Q: It sounds like you had the makings of the story – the characters, then the news event, and the growing obsession.

A: Yes, it meshed in a lot of ways. I fixed on the moments of that manhunt night that just spoke to me: The image of tanks rolling through Watertown was like the movie “Blade Runner.” Also my son and my husband were here in the house, under lockdown. I was on a bus, coming home from New York City, as this stuff was unfolding. It was horrible not being there.

I wanted to write a novel that took place on a birth night, structured around the stages of labor. But until 2013, there wasn’t an engine to drive it. The novel takes place on the manhunt night, which is also the birth night in my story, and this little family is caught up in it, hour by hour.

Q: Tell me more about the couple in your novel.

A: I had been developing them, in a sense, for a long time. They were just this couple who I wrote about three or four times – about them wanting to have a baby. Of course, you have to write what you know. I’ve been married for 30-some years, so that’s what I know – a long-time marriage. I thought it would be interesting to throw in the element of the husband having a nearly grown son, so it’s a blended family. I think all of that is interesting and hard.

I like to throw a loose cannon into anything I write – some character who’s the wild card. Definitely the stepson in this book is the wild card. He really wants attention, he resents the new baby that’s coming, the second family that his father is raising.

Q: Obviously you’re drawn to real-life events as backdrops for your stories. Do you have any interest in writing nonfiction?

A: You know, I’m always open to anything. I’ve done a novel, a novella, short stories, different kinds of scripts. To me, it’s all writing. I write wholeheartedly in whatever format. Nonfiction is almost the only thing that I haven’t done.

Q: You’ve written in so many genres. Does that reflect a restlessness, an adventurousness, or something else?
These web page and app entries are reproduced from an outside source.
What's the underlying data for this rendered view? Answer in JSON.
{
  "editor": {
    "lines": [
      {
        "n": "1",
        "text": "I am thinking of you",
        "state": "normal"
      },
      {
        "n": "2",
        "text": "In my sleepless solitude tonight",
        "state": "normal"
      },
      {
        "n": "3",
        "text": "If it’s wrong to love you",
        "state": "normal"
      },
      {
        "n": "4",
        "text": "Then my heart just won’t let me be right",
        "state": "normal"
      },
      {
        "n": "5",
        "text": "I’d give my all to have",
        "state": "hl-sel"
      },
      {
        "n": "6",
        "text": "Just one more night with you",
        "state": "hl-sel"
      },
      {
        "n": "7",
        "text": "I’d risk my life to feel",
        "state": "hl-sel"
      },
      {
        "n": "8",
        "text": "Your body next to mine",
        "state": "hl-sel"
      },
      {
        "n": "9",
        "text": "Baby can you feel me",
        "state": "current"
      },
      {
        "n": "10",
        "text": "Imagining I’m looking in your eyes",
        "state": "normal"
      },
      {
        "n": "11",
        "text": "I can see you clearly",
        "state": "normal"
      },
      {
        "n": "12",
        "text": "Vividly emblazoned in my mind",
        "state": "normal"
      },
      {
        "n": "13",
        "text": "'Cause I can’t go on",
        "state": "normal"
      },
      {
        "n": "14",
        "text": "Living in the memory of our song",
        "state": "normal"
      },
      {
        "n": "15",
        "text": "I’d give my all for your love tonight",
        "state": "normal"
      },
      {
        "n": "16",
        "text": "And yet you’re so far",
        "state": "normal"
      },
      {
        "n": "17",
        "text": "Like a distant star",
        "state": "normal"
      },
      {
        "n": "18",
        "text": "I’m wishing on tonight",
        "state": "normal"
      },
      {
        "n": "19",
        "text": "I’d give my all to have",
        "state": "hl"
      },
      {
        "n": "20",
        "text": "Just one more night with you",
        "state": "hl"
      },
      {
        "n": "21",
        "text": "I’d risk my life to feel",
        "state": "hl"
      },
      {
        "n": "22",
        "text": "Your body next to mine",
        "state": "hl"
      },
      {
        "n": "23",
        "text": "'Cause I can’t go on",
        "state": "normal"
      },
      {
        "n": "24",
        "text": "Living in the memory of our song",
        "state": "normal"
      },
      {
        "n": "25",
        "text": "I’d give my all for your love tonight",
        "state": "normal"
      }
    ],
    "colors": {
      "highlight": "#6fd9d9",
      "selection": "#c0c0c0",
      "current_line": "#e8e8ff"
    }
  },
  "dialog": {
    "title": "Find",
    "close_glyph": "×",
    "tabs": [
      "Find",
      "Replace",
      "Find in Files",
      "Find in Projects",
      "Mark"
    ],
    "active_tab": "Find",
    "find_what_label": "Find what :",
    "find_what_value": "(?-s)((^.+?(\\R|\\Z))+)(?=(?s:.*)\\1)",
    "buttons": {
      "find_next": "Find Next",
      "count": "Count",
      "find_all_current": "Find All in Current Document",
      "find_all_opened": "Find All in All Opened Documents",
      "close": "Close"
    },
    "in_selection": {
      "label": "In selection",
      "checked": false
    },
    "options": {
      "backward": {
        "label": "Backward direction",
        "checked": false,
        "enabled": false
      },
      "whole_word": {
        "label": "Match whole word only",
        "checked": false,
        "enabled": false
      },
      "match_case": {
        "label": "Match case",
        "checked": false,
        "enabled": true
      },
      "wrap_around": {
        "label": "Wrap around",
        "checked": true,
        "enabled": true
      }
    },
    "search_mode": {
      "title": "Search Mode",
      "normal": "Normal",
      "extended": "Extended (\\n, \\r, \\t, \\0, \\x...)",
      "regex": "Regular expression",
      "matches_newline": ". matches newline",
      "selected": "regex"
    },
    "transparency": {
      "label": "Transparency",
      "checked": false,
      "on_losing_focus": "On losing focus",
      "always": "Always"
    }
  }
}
A: Both of those. I love different kinds of writing. The first writing I did as a kid was scripts. My sister and I acted out a soap opera. We put it on a cassette tape, and we thought we were broadcasting it on walkie talkies.

Q: I’m wondering how these different genres influence each other. For example, has scriptwriting made you better at writing dialogue in novels?
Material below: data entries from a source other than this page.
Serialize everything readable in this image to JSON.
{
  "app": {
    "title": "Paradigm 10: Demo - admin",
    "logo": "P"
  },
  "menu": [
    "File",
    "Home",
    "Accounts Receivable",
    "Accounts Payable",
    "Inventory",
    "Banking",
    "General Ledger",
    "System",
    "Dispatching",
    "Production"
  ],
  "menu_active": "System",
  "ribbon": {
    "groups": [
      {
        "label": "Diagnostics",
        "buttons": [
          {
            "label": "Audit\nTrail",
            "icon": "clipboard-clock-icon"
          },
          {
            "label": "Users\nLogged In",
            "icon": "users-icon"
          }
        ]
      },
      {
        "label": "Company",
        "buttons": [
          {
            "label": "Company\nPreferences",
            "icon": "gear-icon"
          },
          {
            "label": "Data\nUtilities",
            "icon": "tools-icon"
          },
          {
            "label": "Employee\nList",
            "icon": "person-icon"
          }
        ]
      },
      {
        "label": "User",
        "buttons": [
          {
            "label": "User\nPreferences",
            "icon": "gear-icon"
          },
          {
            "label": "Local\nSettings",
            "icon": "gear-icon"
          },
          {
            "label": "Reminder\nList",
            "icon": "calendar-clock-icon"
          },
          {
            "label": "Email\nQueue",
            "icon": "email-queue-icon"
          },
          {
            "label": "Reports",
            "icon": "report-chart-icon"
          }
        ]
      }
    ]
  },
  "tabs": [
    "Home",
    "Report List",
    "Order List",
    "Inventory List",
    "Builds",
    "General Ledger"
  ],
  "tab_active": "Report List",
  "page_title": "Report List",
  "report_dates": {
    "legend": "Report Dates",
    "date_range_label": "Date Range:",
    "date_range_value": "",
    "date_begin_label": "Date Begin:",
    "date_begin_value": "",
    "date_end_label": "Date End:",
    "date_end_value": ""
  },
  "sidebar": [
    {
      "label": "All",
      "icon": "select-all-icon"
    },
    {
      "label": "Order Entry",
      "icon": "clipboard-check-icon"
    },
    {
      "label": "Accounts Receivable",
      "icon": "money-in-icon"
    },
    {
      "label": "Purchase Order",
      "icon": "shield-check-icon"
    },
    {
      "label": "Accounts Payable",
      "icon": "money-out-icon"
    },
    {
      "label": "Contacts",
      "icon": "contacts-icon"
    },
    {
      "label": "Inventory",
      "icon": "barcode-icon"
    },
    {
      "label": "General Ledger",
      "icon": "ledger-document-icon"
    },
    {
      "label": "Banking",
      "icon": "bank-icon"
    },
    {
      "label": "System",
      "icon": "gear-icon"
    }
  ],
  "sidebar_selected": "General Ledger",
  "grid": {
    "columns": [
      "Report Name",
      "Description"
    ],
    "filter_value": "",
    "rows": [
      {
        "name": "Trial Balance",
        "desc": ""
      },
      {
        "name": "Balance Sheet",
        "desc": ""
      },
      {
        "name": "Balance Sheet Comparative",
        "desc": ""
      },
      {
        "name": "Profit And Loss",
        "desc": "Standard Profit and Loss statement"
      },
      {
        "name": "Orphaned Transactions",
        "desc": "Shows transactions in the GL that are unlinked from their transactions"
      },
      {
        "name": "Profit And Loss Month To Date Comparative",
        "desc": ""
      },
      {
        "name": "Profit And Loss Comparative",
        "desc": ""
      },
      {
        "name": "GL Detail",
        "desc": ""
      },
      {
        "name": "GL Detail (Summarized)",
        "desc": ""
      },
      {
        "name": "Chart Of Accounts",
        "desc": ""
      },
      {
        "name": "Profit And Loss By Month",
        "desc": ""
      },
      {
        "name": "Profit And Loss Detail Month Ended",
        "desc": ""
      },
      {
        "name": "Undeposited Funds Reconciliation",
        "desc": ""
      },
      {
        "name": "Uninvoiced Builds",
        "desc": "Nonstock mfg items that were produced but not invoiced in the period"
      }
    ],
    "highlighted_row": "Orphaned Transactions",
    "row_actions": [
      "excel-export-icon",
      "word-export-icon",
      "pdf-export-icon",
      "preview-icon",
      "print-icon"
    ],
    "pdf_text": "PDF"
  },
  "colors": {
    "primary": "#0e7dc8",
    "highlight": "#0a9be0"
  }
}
A: Yes, I think so. My earlier fiction is fairly descriptive and dense. But when I first started writing scripts, I felt like I had weights cut off my hands. You can just go so fast, writing dialogue and action. You learn to think in a more dramatic, visual way.
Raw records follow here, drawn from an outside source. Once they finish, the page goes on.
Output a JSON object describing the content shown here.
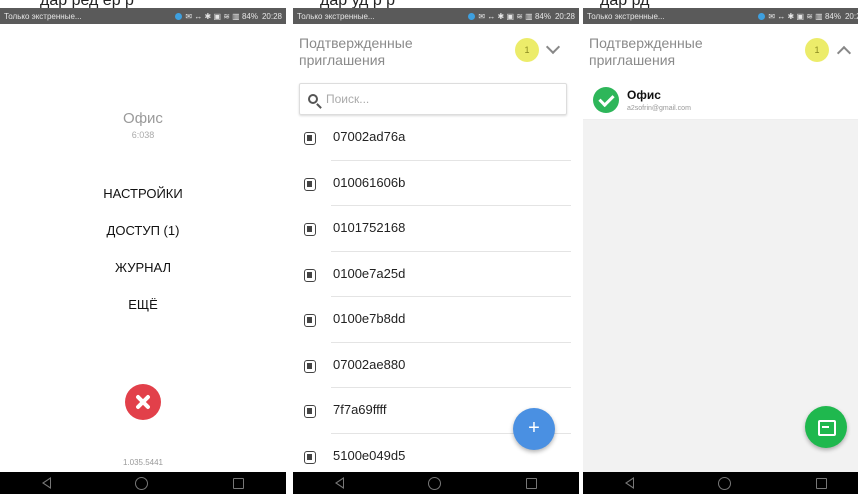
{
  "top_strip": [
    "дар  ред  ер  р",
    "дар  уд  р  р",
    "дар  рд"
  ],
  "statusbar": {
    "carrier": "Только экстренные...",
    "icons": "✉ ↔ ✱ ▣ ≋ ▥ 84%",
    "battery_pct": "84%",
    "time": "20:28"
  },
  "screen1": {
    "title": "Офис",
    "subtitle": "6:038",
    "menu": [
      "НАСТРОЙКИ",
      "ДОСТУП (1)",
      "ЖУРНАЛ",
      "ЕЩЁ"
    ],
    "version": "1.035.5441"
  },
  "screen2": {
    "title": "Подтвержденные приглашения",
    "badge": "1",
    "search_placeholder": "Поиск...",
    "devices": [
      "07002ad76a",
      "010061606b",
      "0101752168",
      "0100e7a25d",
      "0100e7b8dd",
      "07002ae880",
      "7f7a69ffff",
      "5100e049d5"
    ],
    "fab_label": "+"
  },
  "screen3": {
    "title": "Подтвержденные приглашения",
    "badge": "1",
    "invite_name": "Офис",
    "invite_email": "a2sofrin@gmail.com"
  },
  "colors": {
    "statusbar": "#5a5a5a",
    "badge": "#ecec6a",
    "close": "#e2404a",
    "fab_blue": "#4a90e2",
    "fab_green": "#1fb84e",
    "check": "#2eb65a"
  }
}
It’s a whole different mode. With scriptwriting, you have to rewrite on stage. You have to just see it, to see different versions of it. Rehearsals are a thrill. I love it, but it’s grueling. It’s not like with a novel, where you can sit with it for years and have different people read it. You have a lot more control with fiction.

Also with these news stories, you try to look for the right form for the particular story.

Q: At this stage, do you consider yourself primarily a novelist, a librettist, a scriptwriter?

A: Well, I think I’m primarily a fiction writer, but I’m sort of split. In recent years, the scriptwriting has been very consuming because of “Tonya & Nancy,” but I still have the longest loyalty to fiction. I’d love to just keep doing both and to switch off. I like to have lots of irons in the fire.

One of the things that makes writing so fascinating is that you can never get all the way there. In some professions, you can learn all there is to know, and you’re doing it as well as you can. But with writing, there are always better things to aspire to.

Q: And there’s always something that you’re reading that makes you think, “If I could only do that …”

A: Yes, and you get inspired by that. I like things that are kind of edgy. And I feel that it’s part of a writer’s job, in the higher sense of the word, to make trouble – to point to things that people are afraid to talk about.

Joan Silverman writes op-eds, essays and book reviews. Her work has appeared in The Christian Science Monitor, Chicago Tribune and Dallas Morning News.